8. Beware sectarianism. As a political theory Phd student, I enjoy robust theoretical debate as much as the next activist, but one of the wonderful things about the occupations (at least the ones I witnessed) was how they prioritised practice over ideology. It would be a great shame to now descend into ideological fetishism or for different factions to move in and try and appropriate the anger and energy to grow themselves at the expense of the wider movement. This movement’s openness and pluralism is a political strength, without it it won’t succeed in bringing in the larger public.
9. Become a networked participant. There has been something of a backlash against “clicktivism” of late (largely from those with little experience of digital activism) but it’s no coincidence that the most successful anti-cuts actions to date – the student protests and UK Uncut – are those that have harnessed the power of online networks. Join Twitter, join Flickr, work Facebook, set up a blog – and use online platforms such as False Economy to link up with other campaigners in your area and pool knowledge and resources. Ultimately, activists should consider moving their online operations from private social media conglomerates, inherently vulnerable to corporate and governmental pressure, to self-hosted, open source networks. The scandal of corporate connivance in the attack on Wikileaks and the recent “disappearance” of UK Uncut’s Facebook group underlines the urgency of such a switch.
10. Support the motion of No confidence in Aaron Porter, but don’t let it distract from the core task of building the movement. It would be nice to have a combative NUS President prepared to mobilise the organisation’s resources on behalf of students, but the real lesson of the last few weeks has been how ineffectual “leaders”, desperate to appear responsible and safeguard their own careers, can be bypassed by taking autonomous action.
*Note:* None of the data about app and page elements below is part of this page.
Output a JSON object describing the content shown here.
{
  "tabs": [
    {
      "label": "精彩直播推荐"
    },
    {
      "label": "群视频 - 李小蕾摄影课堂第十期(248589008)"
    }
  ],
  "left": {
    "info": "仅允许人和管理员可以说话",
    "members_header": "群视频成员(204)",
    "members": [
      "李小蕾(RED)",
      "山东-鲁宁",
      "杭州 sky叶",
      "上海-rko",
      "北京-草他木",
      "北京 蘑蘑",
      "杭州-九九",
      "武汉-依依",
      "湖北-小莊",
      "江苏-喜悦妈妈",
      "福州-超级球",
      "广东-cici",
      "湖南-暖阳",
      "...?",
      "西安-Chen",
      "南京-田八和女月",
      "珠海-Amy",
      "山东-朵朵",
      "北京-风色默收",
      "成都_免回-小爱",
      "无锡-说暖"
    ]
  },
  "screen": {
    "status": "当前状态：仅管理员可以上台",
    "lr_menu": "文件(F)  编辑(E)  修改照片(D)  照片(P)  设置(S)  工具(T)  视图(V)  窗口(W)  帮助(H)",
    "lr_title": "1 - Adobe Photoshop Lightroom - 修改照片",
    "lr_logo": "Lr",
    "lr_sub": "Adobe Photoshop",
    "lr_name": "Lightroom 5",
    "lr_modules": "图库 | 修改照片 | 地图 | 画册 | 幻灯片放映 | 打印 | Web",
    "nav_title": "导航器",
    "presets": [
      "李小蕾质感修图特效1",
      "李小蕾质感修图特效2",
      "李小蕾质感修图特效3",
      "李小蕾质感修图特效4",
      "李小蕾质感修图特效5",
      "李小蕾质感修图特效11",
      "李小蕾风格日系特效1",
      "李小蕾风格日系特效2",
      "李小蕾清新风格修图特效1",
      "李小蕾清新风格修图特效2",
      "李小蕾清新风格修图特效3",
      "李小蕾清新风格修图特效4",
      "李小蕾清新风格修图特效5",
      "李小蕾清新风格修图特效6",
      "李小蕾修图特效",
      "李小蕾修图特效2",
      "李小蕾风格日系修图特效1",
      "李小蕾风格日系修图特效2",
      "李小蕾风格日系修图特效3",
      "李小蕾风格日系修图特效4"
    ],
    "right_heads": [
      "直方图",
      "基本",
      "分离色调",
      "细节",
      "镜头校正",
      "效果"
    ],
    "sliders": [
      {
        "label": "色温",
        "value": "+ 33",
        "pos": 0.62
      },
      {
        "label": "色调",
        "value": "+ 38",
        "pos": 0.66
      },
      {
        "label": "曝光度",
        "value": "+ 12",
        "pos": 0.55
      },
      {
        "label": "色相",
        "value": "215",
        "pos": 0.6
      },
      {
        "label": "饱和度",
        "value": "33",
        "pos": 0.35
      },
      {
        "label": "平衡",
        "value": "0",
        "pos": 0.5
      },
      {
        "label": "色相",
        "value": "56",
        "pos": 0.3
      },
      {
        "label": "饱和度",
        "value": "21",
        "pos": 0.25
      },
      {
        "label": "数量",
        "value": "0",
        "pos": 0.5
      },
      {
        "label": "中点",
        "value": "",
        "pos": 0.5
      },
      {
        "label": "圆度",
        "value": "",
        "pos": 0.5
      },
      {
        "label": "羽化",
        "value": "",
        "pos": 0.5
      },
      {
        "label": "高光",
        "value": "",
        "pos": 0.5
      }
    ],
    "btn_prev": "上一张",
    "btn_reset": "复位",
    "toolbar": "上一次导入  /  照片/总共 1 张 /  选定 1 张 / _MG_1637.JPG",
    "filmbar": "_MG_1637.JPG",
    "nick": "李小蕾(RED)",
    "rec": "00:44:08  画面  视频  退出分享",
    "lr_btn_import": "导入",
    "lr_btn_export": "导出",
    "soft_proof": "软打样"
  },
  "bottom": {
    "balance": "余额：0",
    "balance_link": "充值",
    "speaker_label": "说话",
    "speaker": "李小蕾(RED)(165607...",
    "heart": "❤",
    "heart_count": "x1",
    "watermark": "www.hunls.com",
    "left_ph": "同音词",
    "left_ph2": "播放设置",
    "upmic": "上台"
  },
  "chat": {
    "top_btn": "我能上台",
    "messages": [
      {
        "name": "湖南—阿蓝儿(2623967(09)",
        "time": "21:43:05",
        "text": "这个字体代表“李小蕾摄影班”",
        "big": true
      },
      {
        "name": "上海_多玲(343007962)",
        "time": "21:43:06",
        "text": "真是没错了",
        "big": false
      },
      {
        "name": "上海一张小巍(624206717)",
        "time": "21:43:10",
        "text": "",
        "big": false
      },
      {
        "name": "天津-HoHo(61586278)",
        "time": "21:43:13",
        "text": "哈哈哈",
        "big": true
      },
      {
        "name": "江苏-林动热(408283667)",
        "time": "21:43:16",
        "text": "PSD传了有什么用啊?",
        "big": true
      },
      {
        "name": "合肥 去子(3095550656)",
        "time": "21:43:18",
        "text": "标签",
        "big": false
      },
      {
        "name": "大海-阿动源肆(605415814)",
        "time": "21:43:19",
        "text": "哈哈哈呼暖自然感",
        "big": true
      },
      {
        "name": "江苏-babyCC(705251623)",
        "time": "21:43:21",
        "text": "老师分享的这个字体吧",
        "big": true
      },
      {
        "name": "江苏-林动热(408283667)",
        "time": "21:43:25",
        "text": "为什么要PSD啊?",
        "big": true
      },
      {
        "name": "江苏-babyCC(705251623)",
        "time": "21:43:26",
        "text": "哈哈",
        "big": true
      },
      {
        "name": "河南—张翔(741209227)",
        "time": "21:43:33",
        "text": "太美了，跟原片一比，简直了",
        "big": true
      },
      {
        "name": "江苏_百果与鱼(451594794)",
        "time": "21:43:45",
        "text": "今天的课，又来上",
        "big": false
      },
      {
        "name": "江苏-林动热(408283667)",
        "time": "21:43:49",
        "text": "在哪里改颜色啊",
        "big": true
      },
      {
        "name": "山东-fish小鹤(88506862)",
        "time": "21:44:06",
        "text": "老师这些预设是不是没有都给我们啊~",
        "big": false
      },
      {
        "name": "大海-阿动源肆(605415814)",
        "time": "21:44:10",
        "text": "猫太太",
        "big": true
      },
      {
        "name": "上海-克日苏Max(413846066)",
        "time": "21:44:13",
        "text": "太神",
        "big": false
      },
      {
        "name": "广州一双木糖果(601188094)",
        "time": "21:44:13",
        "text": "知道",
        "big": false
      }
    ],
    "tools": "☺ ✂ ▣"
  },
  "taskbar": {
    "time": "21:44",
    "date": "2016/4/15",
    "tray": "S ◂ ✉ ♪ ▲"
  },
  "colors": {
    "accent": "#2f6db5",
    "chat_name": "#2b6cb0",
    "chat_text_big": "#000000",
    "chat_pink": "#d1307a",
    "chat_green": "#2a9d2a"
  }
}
Guy Aitchison is a PhD student at UCL re posted from openDemocracy’s OurKindgom.